Stocks go up because more people want to buy than sell. When this happens they begin to bid higher prices than the stock has been currently trading. On the other side of the same coin, stocks go down because more people want to sell than buy. In order to quickly sell their shares, they are willing to accept a lower price.
Having said this, we'll take a look at the various reasons that cause traders to want to buy or sell a stock.
It is possible to look at the financial statements of a company and determine what the company is worth. Investors who take this approach are said to examine the company's "fundamentals". They attempt to find an undervalued stock - one that is trading below it's "book value". They feel that sooner or later other traders will realize that the company is worth more than the current price and begin bidding it up.
Another investment psychology it called the "technical approach". This is when traders closely examine charts of the stock's past performance looking for trends that they feel will be repeated in the near future. These traders also look at what is happening in the market as a whole trying to anticipate the effect it will have on an individual stock.
Sometimes companies trade at half their "book value" while at other times they may trade at double, triple, or even higher. When this happens it can create some sudden and large price swings. This volatility is what makes it possible to make large profits in the market. It is also responsible for huge losses.
The stock market is essentially a giant auction where ownership of large companies is for sale. If some investors think that a particular company will be a good investment, they are willing to bid the price up. By the same token, when many investors want to sell a stock at the same time the supply will exceed the demand and the price will drop.
Watching the stock market can be likened to watching a ball bounce. It goes up and comes down and then goes right back up. This can be extremely frustrating for many investors who want it to go up in a steady pattern. It is this volatility in the market as a whole and in the individual stocks that the experienced trader profits from. In the absence of a lot of experience, the individual investor needs a proven source of information and direction. The daily stock market recommendations from www.stock4today.com can supply this need.

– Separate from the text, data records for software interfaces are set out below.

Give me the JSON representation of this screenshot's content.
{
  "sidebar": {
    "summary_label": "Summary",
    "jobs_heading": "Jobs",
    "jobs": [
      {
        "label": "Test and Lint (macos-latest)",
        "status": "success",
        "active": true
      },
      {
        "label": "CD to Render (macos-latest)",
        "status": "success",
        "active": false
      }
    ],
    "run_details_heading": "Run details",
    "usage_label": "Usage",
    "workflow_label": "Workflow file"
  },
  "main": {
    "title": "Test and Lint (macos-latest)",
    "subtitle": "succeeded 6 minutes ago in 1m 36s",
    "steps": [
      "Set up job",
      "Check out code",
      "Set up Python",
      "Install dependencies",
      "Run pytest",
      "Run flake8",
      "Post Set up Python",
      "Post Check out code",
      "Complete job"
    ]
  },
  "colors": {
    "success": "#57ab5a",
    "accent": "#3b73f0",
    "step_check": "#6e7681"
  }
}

Many investors (as opposed to traders) have a "buy and hold" philosophy. This would work well in a constantly rising market. Unfortunately, the stock market does not go up in a straight line. There are ups and downs that frustrate this type of investor. Today many investors have become "traders" who buy and sell on the fluctuations of the market and the individual stocks. These traders make money in any market - up or down!
Another well known investment site www.fool.com lists the following reasons for stocks going up and down:

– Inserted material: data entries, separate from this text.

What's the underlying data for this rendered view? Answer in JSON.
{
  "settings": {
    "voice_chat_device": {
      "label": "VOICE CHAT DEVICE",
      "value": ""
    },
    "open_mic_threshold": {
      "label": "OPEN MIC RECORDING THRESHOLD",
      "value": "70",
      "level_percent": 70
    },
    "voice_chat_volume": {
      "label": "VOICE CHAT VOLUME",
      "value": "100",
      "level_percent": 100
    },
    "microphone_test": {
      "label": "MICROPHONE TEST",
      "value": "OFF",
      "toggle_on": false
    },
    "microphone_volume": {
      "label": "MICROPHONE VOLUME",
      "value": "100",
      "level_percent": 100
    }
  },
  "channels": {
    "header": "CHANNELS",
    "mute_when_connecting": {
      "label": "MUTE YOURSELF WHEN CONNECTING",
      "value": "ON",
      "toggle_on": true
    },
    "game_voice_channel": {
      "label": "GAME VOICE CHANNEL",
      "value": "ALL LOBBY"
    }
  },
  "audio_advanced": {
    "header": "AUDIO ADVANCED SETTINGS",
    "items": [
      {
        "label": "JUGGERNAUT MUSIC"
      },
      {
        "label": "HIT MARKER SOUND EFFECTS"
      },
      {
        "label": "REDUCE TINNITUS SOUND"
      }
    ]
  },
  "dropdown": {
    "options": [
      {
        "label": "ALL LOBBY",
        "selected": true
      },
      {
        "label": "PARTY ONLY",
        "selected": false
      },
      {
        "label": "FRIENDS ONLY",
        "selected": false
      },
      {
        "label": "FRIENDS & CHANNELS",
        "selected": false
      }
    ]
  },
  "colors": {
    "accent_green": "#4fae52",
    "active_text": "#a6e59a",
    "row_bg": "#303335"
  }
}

- a great new president hired to run the company
- an exciting new product or service is introduced
- more exciting new products or services are expected
- the company lands a big new contract
- a great review of a new product in the press or on TV
- the company is going to split its stock
- scientists discover the product is good for something else
- some famous investor is buying shares
- lots of people are buying shares
- an analyst upgrades the company, changing her recommendation from, for instance, "buy" to "strong buy"
- other stocks in the same industry go up
- a competitor's factory burns down
- the company wins a lawsuit
- more people are buying the product or service
- the company expands globally and starts selling in other countries
- the industry is "hot" -- people expect big things for good reasons
- the industry is "hot" -- people don't understand much about it, but they're buying anyway
- the company is bought by another company
- the company might be bought by another company
- the company is going to spin-off part of itself as a new company
- for no reason at all
- profits slipping, sales slipping
- top executives leave the company
- a famous investor sells shares of the company
- an analyst downgrades his recommendation of the stock, maybe from "buy" to "hold"
- the company loses a major customer
- lots of people are selling shares
- a factory burns down
- other stocks in the same industry go down
- another company introduces a better product
- there's a supply shortage, so not enough of the product can be made
- a big lawsuit is filed against the company
- scientists discover the product is not safe
- fewer people are buying the product
- the industry used to be "hot," but now another industry is more popular
- some new law might hurt sales or profits
- a powerful company enters the business
- no reason at all
OK now, can you send me more reasons what are affecting/will affect in CSE to update the list?